Statistically speaking, Americans don’t like to talk about money.
In fact, according to a TD Ameritrade survey on Financial Taboos, Americans would rather talk about health issues, politics and religion than money or personal finance. So how do advisors get clients and their families talk about money when they’re so unwilling to talk about it?
We communicated with several advisors about their strategies for getting clients to open up:
Goals, Not Money
One of the best ways advisors have found to have conversations about money without the dread or the tension is by taking the emphasis off the money and instead focusing on the client’s goals.
“Rather than talk about the money itself, talk about your vision, the vision for the family (similar to a family mission statement), the personal goals the family members have and how they benefit them individually, how they benefit the family as a unit and how they benefit the community," said Matthew Gaffey, senior wealth manager at Corbett Road Wealth Management in Potomac Falls, Va.
Make It Relatable
Talking about money and personal finance can be the most productive when you remove the feeling of judgment from the discussion.
In order to do that, telling stories of personal experiences, past client cautionary tales and other anecdotes can go along way in breaking down the communications barrier.
“In my experience, real empathy creates powerful connections and breaks down communication barriers. We tend to feel like our family money issues or struggles are unique to us and cause for embarrassment.” said Benjamin Simiskey of Katy, Texas. “By sharing a personal experience or otherwise demonstrating empathy, we can address both of those concerns and help to ease fears.”
Clients and advisors can learn a lot from discovery meetings and talks about money. One thing advisors should keep in mind during these conversations is to leave breathing room.
“Be mindful that you will not cover everything at this first family meeting. Ideally, this meeting will be the start of a conversation, so you don’t have to get it all “right” the first time,” said Patti Black of Birmingham, Ala.
In order to keep the conversation productive, some advisors limit the discussion to prevent tension from building up between family members.
“These discussions are often difficult,” said Mitchell Krauss of Santa Monica, Calif. “We recommend starting slow and knowing you can put limits on the conversation.”
Here are a few tips for starting money conversations off right:
1. Schedule time to chat. It may be helpful to schedule a time to have this conversation, so the other party doesn’t feel like you are springing the topic on your client(s).
2. Never talk money on an empty stomach. Share a meal together before you start talking. It helps you settle into the conversation and also ensures that no one will be “hangry” – hungry and angry.
3. Take it outside - to the patio or deck - if the weather allows. Studies have shown that being outside lowers stress and makes us happier.

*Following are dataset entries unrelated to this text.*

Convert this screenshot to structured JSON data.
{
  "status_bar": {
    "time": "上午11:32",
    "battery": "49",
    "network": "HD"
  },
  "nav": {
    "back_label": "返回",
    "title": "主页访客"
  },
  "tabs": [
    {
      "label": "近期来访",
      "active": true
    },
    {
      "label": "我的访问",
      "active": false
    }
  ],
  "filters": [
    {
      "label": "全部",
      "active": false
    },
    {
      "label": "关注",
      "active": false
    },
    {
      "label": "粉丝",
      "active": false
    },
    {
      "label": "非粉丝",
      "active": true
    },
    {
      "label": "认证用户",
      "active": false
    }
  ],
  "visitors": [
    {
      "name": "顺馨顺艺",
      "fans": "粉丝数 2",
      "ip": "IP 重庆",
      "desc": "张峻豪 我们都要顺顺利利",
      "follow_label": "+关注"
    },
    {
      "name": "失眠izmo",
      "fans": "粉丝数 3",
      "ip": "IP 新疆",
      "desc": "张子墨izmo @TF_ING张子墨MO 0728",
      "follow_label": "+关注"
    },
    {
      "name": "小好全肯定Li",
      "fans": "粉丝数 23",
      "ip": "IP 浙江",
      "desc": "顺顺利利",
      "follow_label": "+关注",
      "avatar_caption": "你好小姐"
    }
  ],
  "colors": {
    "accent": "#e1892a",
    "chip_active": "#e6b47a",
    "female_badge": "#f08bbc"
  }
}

4. Plan the seating arrangements. Sit side-by-side rather than facing one another to make the conversation less intimidating.
Cassie Miller is a contributing writer for AdvisorNews. She has spent nearly two years covering Finserv topics. She also has an extensive background in magazine writing, editing and design.